Palaeobiology and Palaeoecology

Academic Staff involved in this discipline:
Dr Nicholas Butterfield, Professor Simon Conway Morris, Dr Ken McNamara, Dr David Norman

Research Staff involved in this discipline:
Dr Sylvain Gerber, Dr Liz Harper, Dr Jen F. Hoyal Cuthill, Dr Alex Liu, Dr Martin R. Smith

Research Students involved in this discipline:
Mr Peter W. Adamson, Miss Charlotte Kenchington, Mrs Emily Mitchell, Mr Javier Ortega-Hern├índez  

Deinonychus

A focus of our research in this area is the Cambrian "explosion", arguably the greatest transition in the history of life, a better appreciation of this event will improve our understanding of the broader aspects of evolution. We aim to achieve this via provocative analyses of the origin of phyla and also of the wider context of earth history from one billion years ago on-wards. We are a major focus for the topical area of vertebrate palaeontology, again integrating biology (e.g. functional biology) and geology (e.g. plate tectonics and palaeobiogeography). Embedded in an Earth Sciences Department we straddle earth sciences and biology. In particular, we aim to investigate whether, evolution is open-ended and indeterminate, or as we argue highly constrained by physico-chemical factors.

Community Structure, Evolution and Organismal Interaction

Taxon-Based Investigation - Hetrochrony and its Evolutionary Implications

Systematics and Evolution

Engineering Design in Fossil Form

We welcome applications from students with backgrounds in geology, zoology, biology and, when appropriate, physics or biomathematics.

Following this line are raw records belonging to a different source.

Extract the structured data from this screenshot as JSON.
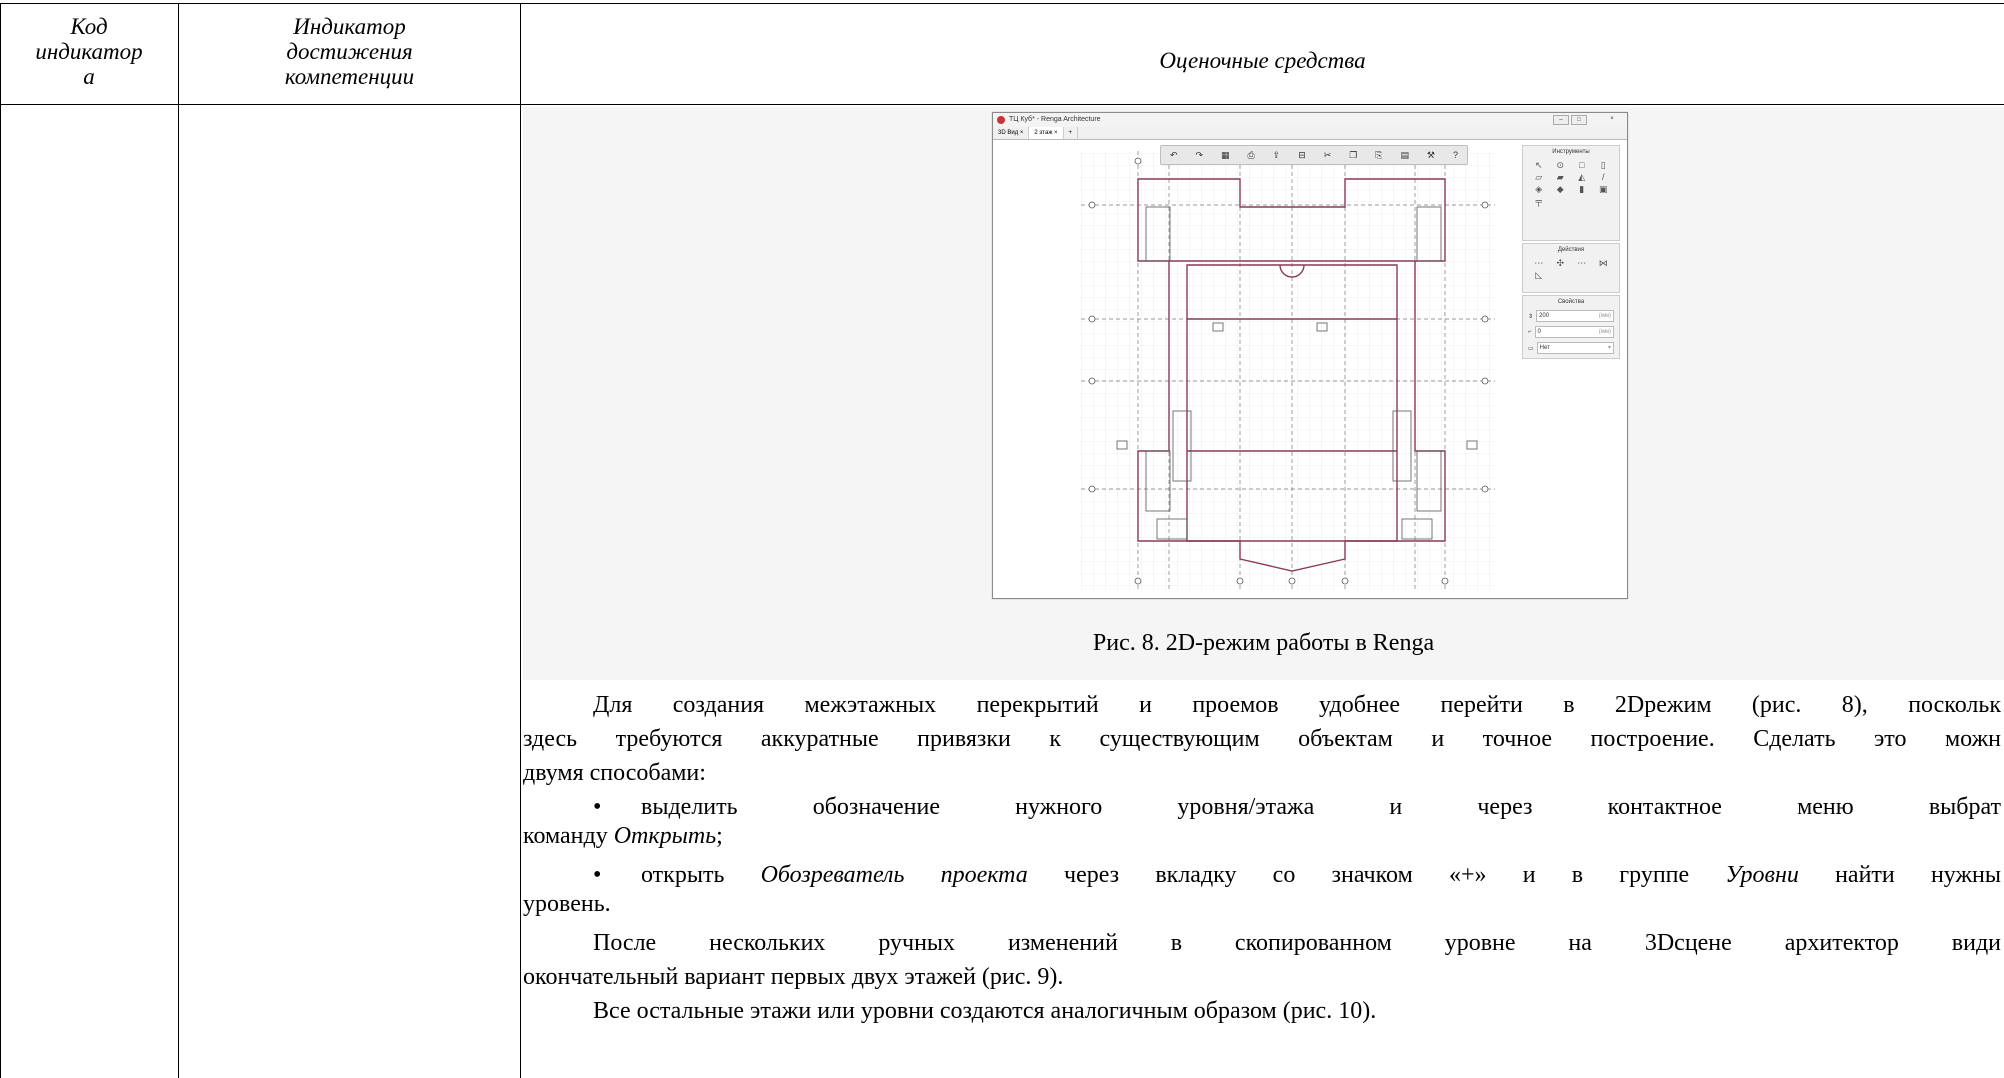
{
  "table": {
    "headers": {
      "code": [
        "Код",
        "индикатор",
        "а"
      ],
      "indicator": [
        "Индикатор",
        "достижения",
        "компетенции"
      ],
      "assessment": "Оценочные средства"
    }
  },
  "figure": {
    "window_title": "ТЦ Куб* - Renga Architecture",
    "tabs": [
      "3D Вид ×",
      "2 этаж ×",
      "+"
    ],
    "toolbar_icons": [
      "undo-icon",
      "redo-icon",
      "grid-icon",
      "print-icon",
      "export-icon",
      "printer-icon",
      "cut-icon",
      "copy-icon",
      "paste-icon",
      "view-icon",
      "wrench-icon",
      "help-icon"
    ],
    "panel_tools": {
      "title": "Инструменты"
    },
    "panel_actions": {
      "title": "Действия"
    },
    "panel_props": {
      "title": "Свойства",
      "field1_value": "200",
      "field1_unit": "(мм)",
      "field2_value": "0",
      "field2_unit": "(мм)",
      "field3_value": "Нет"
    },
    "caption": "Рис. 8. 2D-режим работы в Renga"
  },
  "body": {
    "p1_line1": "Для создания межэтажных перекрытий и проемов удобнее перейти в 2Dрежим (рис. 8), поскольк",
    "p1_line2": "здесь требуются аккуратные привязки к существующим объектам и точное построение. Сделать это можн",
    "p1_line3": "двумя способами:",
    "b1_line1": "выделить обозначение нужного уровня/этажа и через контактное меню выбрат",
    "b1_line2_pre": "команду ",
    "b1_line2_em": "Открыть",
    "b1_line2_post": ";",
    "b2_pre": "открыть ",
    "b2_em1": "Обозреватель проекта",
    "b2_mid": " через вкладку со значком «+» и в группе ",
    "b2_em2": "Уровни",
    "b2_post": " найти нужны",
    "b2_line2": "уровень.",
    "p2_line1": "После нескольких ручных изменений в скопированном уровне на 3Dсцене архитектор види",
    "p2_line2": "окончательный вариант первых двух этажей (рис. 9).",
    "p3_line1": "Все остальные этажи или уровни создаются аналогичным образом (рис. 10)."
  }
}
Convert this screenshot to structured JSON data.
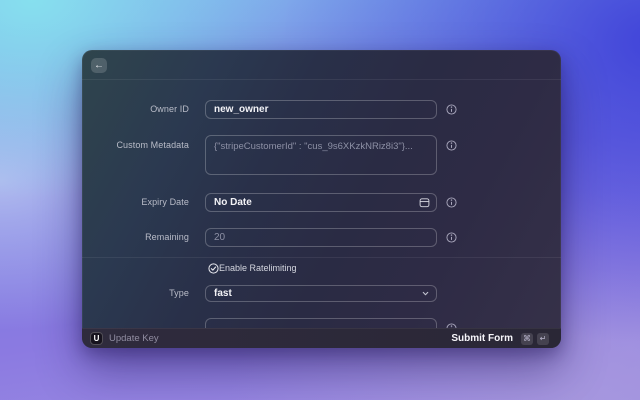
{
  "header": {
    "back_icon": "←"
  },
  "form": {
    "owner": {
      "label": "Owner ID",
      "value": "new_owner"
    },
    "metadata": {
      "label": "Custom Metadata",
      "placeholder": "{\"stripeCustomerId\" : \"cus_9s6XKzkNRiz8i3\"}..."
    },
    "expiry": {
      "label": "Expiry Date",
      "value": "No Date"
    },
    "remaining": {
      "label": "Remaining",
      "placeholder": "20"
    },
    "ratelimit_toggle": {
      "label": "Enable Ratelimiting",
      "checked": true
    },
    "ratelimit_type": {
      "label": "Type",
      "value": "fast"
    }
  },
  "footer": {
    "logo_letter": "U",
    "action_name": "Update Key",
    "submit_label": "Submit Form",
    "shortcuts": [
      "⌘",
      "↵"
    ]
  },
  "colors": {
    "bg_cyan": "#87e2ee",
    "bg_blue": "#3c3ed8",
    "bg_pink": "#c1cef2",
    "bg_purple": "#8b7ae1",
    "bg_lavender": "#a798de",
    "modal_teal": "#2f454d",
    "modal_indigo": "#2a2b44",
    "footer_bg": "#2b2839"
  }
}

Recent publications in this area.


Last updated on 28-Oct-11 09:56